  • Botnet Trojan Shark : it is a software for controlling Windows machines, it bypasses certain firewalls, all traffic sent is encrypted and also has keylogging capabilities;
  • Poison Ivy : as above, you can find l ink for download and a practical laboratory at this address.
  • PlugBot : is a Hardware Botnet, created for a research project. Official site .
  • Illusion Bot ;
  • Netbot attacker .
  • PBot Malware

A practical example: The PBot DDoS malware, used to launch Akamai’s largest DDoS attacks in Q2 2017. In the case of the PBot malware, malicious users used PHP code that dates back decades to generate a massive DDoS attack. The attackers managed to create a mini DDoS botnet capable of launching a 75 gigabits per second (Gbps) DDoS attack. It is interesting to note that the PBot botnet was made up of a relatively small number of nodes, about 400, yet capable of generating a significant level of attack traffic.

Contrast and international analysis

Botnets are one of the main security risks in recent years, as they are able to give computing power and bandwidth to people with not strictly legal purposes.

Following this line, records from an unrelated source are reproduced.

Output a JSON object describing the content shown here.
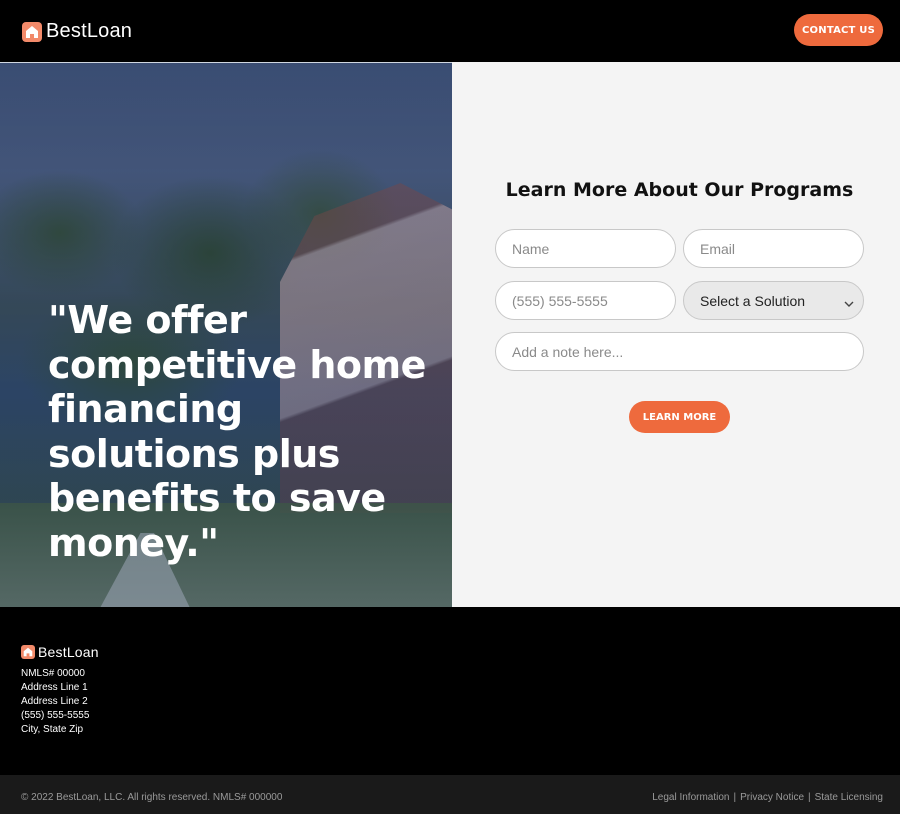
{
  "header": {
    "logo_text": "BestLoan",
    "logo_icon": "house-icon",
    "contact_label": "CONTACT US"
  },
  "hero": {
    "quote": "\"We offer competitive home financing solutions plus benefits to save money.\""
  },
  "form": {
    "title": "Learn More About Our Programs",
    "name_placeholder": "Name",
    "email_placeholder": "Email",
    "phone_placeholder": "(555) 555-5555",
    "solution_selected": "Select a Solution",
    "note_placeholder": "Add a note here...",
    "submit_label": "LEARN MORE"
  },
  "footer": {
    "logo_text": "BestLoan",
    "lines": [
      "NMLS# 00000",
      "Address Line 1",
      "Address Line 2",
      "(555) 555-5555",
      "City, State Zip"
    ],
    "copyright": "© 2022 BestLoan, LLC. All rights reserved. NMLS# 000000",
    "links": [
      "Legal Information",
      "Privacy Notice",
      "State Licensing"
    ],
    "separator": "|"
  },
  "colors": {
    "accent": "#ee6a3d",
    "logo_mark": "#f28a6a",
    "header_bg": "#000000",
    "form_bg": "#f4f4f4"
  }
}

Detecting them and putting them offline requires a disproportionate amount of time and energy, as finding an infected machine does not necessarily imply being able to trace the botmaster (especially if controlled by TOR , for example).

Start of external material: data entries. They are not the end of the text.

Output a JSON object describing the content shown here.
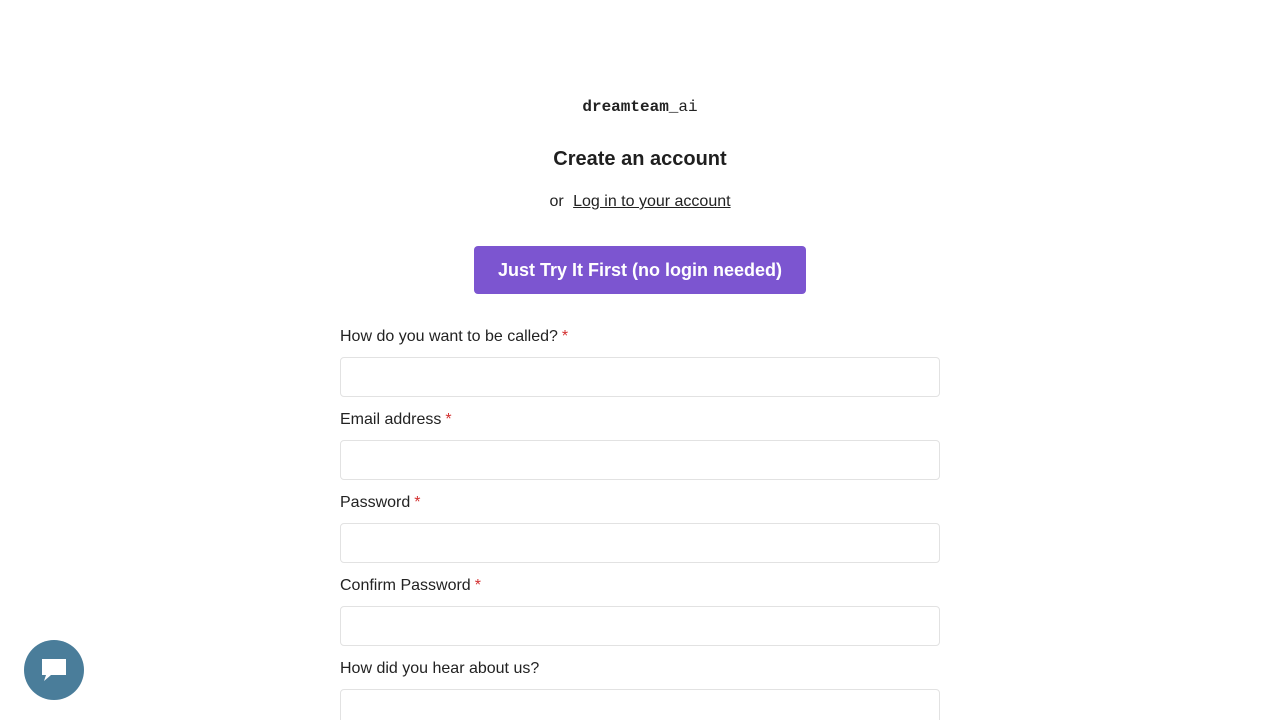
{
  "brand": {
    "logo_bold": "dreamteam",
    "logo_rest": "_ai"
  },
  "header": {
    "title": "Create an account",
    "or_text": "or",
    "login_link": "Log in to your account"
  },
  "cta": {
    "try_label": "Just Try It First (no login needed)",
    "color": "#7c55d0"
  },
  "form": {
    "fields": [
      {
        "label": "How do you want to be called?",
        "required": "*",
        "value": "",
        "placeholder": ""
      },
      {
        "label": "Email address",
        "required": "*",
        "value": "",
        "placeholder": ""
      },
      {
        "label": "Password",
        "required": "*",
        "value": "",
        "placeholder": ""
      },
      {
        "label": "Confirm Password",
        "required": "*",
        "value": "",
        "placeholder": ""
      },
      {
        "label": "How did you hear about us?",
        "value": "",
        "placeholder": ""
      }
    ]
  },
  "chat_widget": {
    "icon": "chat-bubble-icon",
    "color": "#4a7d9a"
  }
}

Dida figure: Dridex trafficking

A cybersecurity team was able to largely analyze the Dridex botnet and the traffic it generates (it is still active). This propagates through email attachments ( never open them without first analyzing them ), and is auto-sent to the contacts in the victim’s address book. The analysis, in English, can be found at this address (of particular interest also the video ). Another aspect to consider and analyze consists of the malicious activities detected in the last month around the world, organized in a video that can be downloaded or viewed directly from here.

Recently, the news about the disappearance of the world’s largest Botnet has made headlines. This fact has vanished , simply disappeared without leaving a trace of itself. It was already it was destroyed in October 2015, by a task force of NCA and FBI, but somehow she was resurrected and returned to “work”, spreading the ransomware Locky . More details can be found at securityaffairs and vice .

How to defend against botnets

The defense against this ever-changing threat is to protect the network and potential accesses, i.e. users (who should be properly educated about the threat and its management).

A fundamental role is played by the human factor and by all those aspects related to users’ carelessness in respecting good safety rules.

In fact, an infected email, the download of an uncontrolled program or an exlpoit that exploits security flaws to make a device (PC, mobile device, IoT system) become a zombie is enough. So here are some minimum security tips for users to always keep in mind:

  • update your device with the latest versions of the operating system and / or firmware;
  • protect your device with up-to-date antivirus and firewall applications;
  • download trusted and verified software / app and update it periodically;
  • pay attention to attachments and links in e-mail messages.

Defense for companies – How to reduce exposure to botnet risk

Defense certainly passes through the digital education of users, but it is also true that companies themselves can develop some precautions to defend themselves. In particular, some basic precautions are:

  • Use tools to stop the flow of unwanted and high-risk emails containing malicious attachments;
  • provide tools to filter outgoing content from the corporate network, access and limit exposure to threats, in order to prevent any interactions between an established malware bot and its C2 server;
  • counteract any lateral spread of the infection, within the network, by implementing restrictions on the trust relationships of domains and local administrative accounts;
  • intensify detection of unusual activity through improved network and connection monitoring;
  • offer training and frequent updates to employees on network security support rules on cyber threats and any scams perpetrated through phishing or other techniques.